Task prompt -
Where an entry contains an image, skip the image and print the rest exactly.

Items from an interface collection:
________________________________________
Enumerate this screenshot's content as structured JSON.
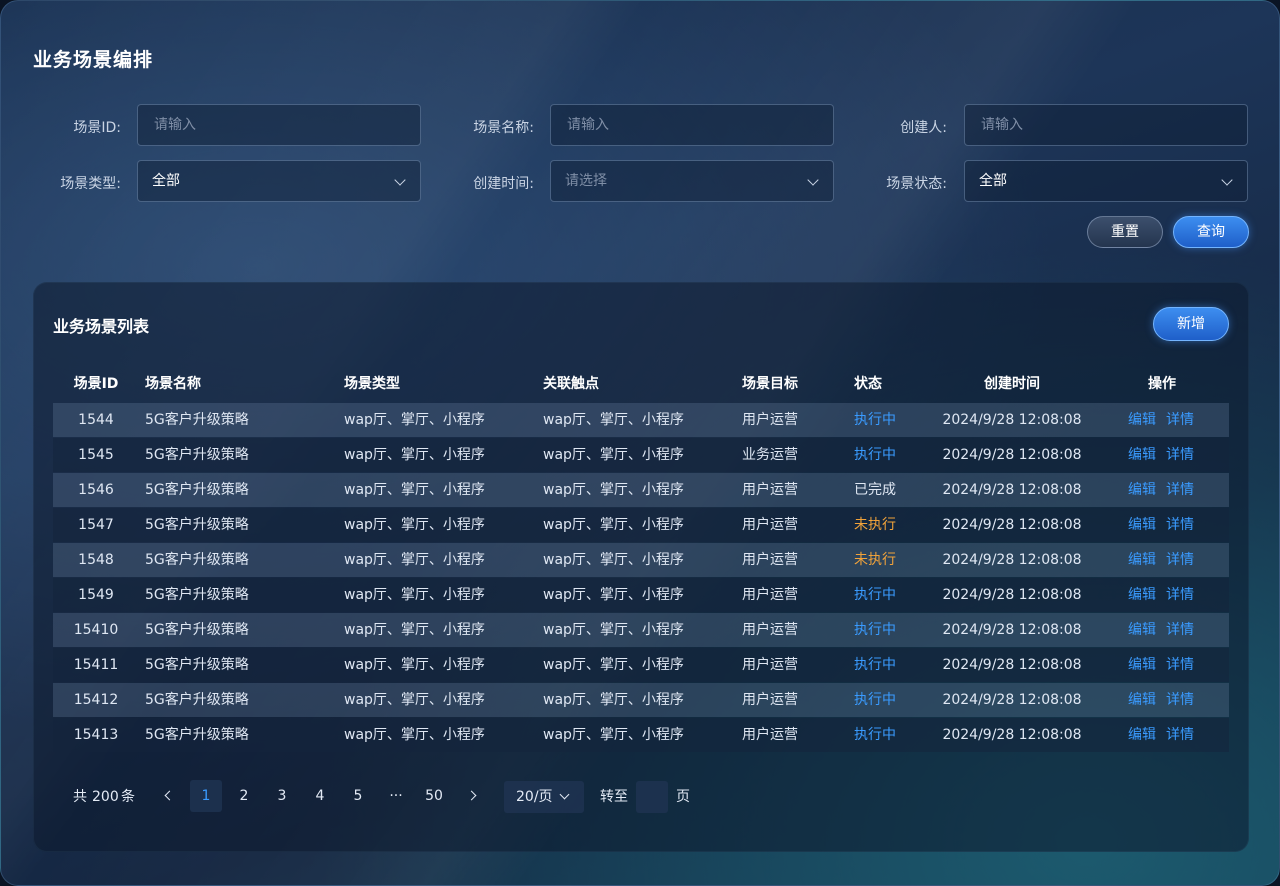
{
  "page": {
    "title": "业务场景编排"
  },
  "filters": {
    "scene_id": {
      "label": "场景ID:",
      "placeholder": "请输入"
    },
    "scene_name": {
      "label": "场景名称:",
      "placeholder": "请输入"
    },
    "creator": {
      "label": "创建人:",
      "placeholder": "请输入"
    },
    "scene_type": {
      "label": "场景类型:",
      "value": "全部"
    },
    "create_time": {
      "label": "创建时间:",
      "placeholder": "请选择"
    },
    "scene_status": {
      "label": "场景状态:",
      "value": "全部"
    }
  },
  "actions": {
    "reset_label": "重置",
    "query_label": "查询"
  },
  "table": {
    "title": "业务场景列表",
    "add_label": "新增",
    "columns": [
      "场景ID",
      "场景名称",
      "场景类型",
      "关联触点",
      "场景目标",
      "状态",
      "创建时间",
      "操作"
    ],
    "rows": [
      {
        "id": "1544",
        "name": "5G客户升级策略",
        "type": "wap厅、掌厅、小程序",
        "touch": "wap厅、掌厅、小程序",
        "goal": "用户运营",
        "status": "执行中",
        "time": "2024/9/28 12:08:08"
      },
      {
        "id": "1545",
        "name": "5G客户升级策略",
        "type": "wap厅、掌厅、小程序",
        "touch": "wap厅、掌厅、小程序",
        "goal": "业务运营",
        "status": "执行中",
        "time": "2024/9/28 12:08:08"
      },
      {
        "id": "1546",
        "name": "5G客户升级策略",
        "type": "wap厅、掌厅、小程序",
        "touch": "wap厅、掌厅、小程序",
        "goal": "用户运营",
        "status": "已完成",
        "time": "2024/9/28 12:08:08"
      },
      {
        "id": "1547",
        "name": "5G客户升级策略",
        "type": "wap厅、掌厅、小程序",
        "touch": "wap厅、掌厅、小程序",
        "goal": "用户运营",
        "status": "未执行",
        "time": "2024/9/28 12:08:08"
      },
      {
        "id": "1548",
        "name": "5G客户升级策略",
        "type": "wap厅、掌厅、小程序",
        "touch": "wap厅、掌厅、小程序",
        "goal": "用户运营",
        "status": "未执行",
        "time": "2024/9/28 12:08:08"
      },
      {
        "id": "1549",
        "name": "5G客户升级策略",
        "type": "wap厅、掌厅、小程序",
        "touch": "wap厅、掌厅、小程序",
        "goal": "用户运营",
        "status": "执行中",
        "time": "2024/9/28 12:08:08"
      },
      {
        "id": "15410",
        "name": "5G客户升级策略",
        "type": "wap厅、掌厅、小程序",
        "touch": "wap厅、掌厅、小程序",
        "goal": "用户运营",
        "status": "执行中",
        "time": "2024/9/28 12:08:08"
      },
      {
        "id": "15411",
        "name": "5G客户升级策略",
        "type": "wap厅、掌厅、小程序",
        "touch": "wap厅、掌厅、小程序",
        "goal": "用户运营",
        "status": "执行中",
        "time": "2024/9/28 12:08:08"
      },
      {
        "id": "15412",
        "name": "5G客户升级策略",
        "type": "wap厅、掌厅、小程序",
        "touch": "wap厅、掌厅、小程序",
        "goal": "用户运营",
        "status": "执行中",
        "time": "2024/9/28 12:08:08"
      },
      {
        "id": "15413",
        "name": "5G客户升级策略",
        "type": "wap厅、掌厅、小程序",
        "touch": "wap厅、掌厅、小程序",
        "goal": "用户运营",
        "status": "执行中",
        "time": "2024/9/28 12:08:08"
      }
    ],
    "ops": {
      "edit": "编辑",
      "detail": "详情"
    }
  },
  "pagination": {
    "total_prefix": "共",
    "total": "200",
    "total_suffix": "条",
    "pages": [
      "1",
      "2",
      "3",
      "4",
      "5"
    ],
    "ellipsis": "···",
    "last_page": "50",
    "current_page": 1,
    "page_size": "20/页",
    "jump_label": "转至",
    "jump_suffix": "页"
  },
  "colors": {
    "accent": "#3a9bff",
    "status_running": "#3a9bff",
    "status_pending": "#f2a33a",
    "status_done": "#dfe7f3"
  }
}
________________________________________
Task response -
Enumerate this screenshot's content as structured JSON.
{
  "page": {
    "title": "业务场景编排"
  },
  "filters": {
    "scene_id": {
      "label": "场景ID:",
      "placeholder": "请输入"
    },
    "scene_name": {
      "label": "场景名称:",
      "placeholder": "请输入"
    },
    "creator": {
      "label": "创建人:",
      "placeholder": "请输入"
    },
    "scene_type": {
      "label": "场景类型:",
      "value": "全部"
    },
    "create_time": {
      "label": "创建时间:",
      "placeholder": "请选择"
    },
    "scene_status": {
      "label": "场景状态:",
      "value": "全部"
    }
  },
  "actions": {
    "reset_label": "重置",
    "query_label": "查询"
  },
  "table": {
    "title": "业务场景列表",
    "add_label": "新增",
    "columns": [
      "场景ID",
      "场景名称",
      "场景类型",
      "关联触点",
      "场景目标",
      "状态",
      "创建时间",
      "操作"
    ],
    "rows": [
      {
        "id": "1544",
        "name": "5G客户升级策略",
        "type": "wap厅、掌厅、小程序",
        "touch": "wap厅、掌厅、小程序",
        "goal": "用户运营",
        "status": "执行中",
        "time": "2024/9/28 12:08:08"
      },
      {
        "id": "1545",
        "name": "5G客户升级策略",
        "type": "wap厅、掌厅、小程序",
        "touch": "wap厅、掌厅、小程序",
        "goal": "业务运营",
        "status": "执行中",
        "time": "2024/9/28 12:08:08"
      },
      {
        "id": "1546",
        "name": "5G客户升级策略",
        "type": "wap厅、掌厅、小程序",
        "touch": "wap厅、掌厅、小程序",
        "goal": "用户运营",
        "status": "已完成",
        "time": "2024/9/28 12:08:08"
      },
      {
        "id": "1547",
        "name": "5G客户升级策略",
        "type": "wap厅、掌厅、小程序",
        "touch": "wap厅、掌厅、小程序",
        "goal": "用户运营",
        "status": "未执行",
        "time": "2024/9/28 12:08:08"
      },
      {
        "id": "1548",
        "name": "5G客户升级策略",
        "type": "wap厅、掌厅、小程序",
        "touch": "wap厅、掌厅、小程序",
        "goal": "用户运营",
        "status": "未执行",
        "time": "2024/9/28 12:08:08"
      },
      {
        "id": "1549",
        "name": "5G客户升级策略",
        "type": "wap厅、掌厅、小程序",
        "touch": "wap厅、掌厅、小程序",
        "goal": "用户运营",
        "status": "执行中",
        "time": "2024/9/28 12:08:08"
      },
      {
        "id": "15410",
        "name": "5G客户升级策略",
        "type": "wap厅、掌厅、小程序",
        "touch": "wap厅、掌厅、小程序",
        "goal": "用户运营",
        "status": "执行中",
        "time": "2024/9/28 12:08:08"
      },
      {
        "id": "15411",
        "name": "5G客户升级策略",
        "type": "wap厅、掌厅、小程序",
        "touch": "wap厅、掌厅、小程序",
        "goal": "用户运营",
        "status": "执行中",
        "time": "2024/9/28 12:08:08"
      },
      {
        "id": "15412",
        "name": "5G客户升级策略",
        "type": "wap厅、掌厅、小程序",
        "touch": "wap厅、掌厅、小程序",
        "goal": "用户运营",
        "status": "执行中",
        "time": "2024/9/28 12:08:08"
      },
      {
        "id": "15413",
        "name": "5G客户升级策略",
        "type": "wap厅、掌厅、小程序",
        "touch": "wap厅、掌厅、小程序",
        "goal": "用户运营",
        "status": "执行中",
        "time": "2024/9/28 12:08:08"
      }
    ],
    "ops": {
      "edit": "编辑",
      "detail": "详情"
    }
  },
  "pagination": {
    "total_prefix": "共",
    "total": "200",
    "total_suffix": "条",
    "pages": [
      "1",
      "2",
      "3",
      "4",
      "5"
    ],
    "ellipsis": "···",
    "last_page": "50",
    "current_page": 1,
    "page_size": "20/页",
    "jump_label": "转至",
    "jump_suffix": "页"
  },
  "colors": {
    "accent": "#3a9bff",
    "status_running": "#3a9bff",
    "status_pending": "#f2a33a",
    "status_done": "#dfe7f3"
  }
}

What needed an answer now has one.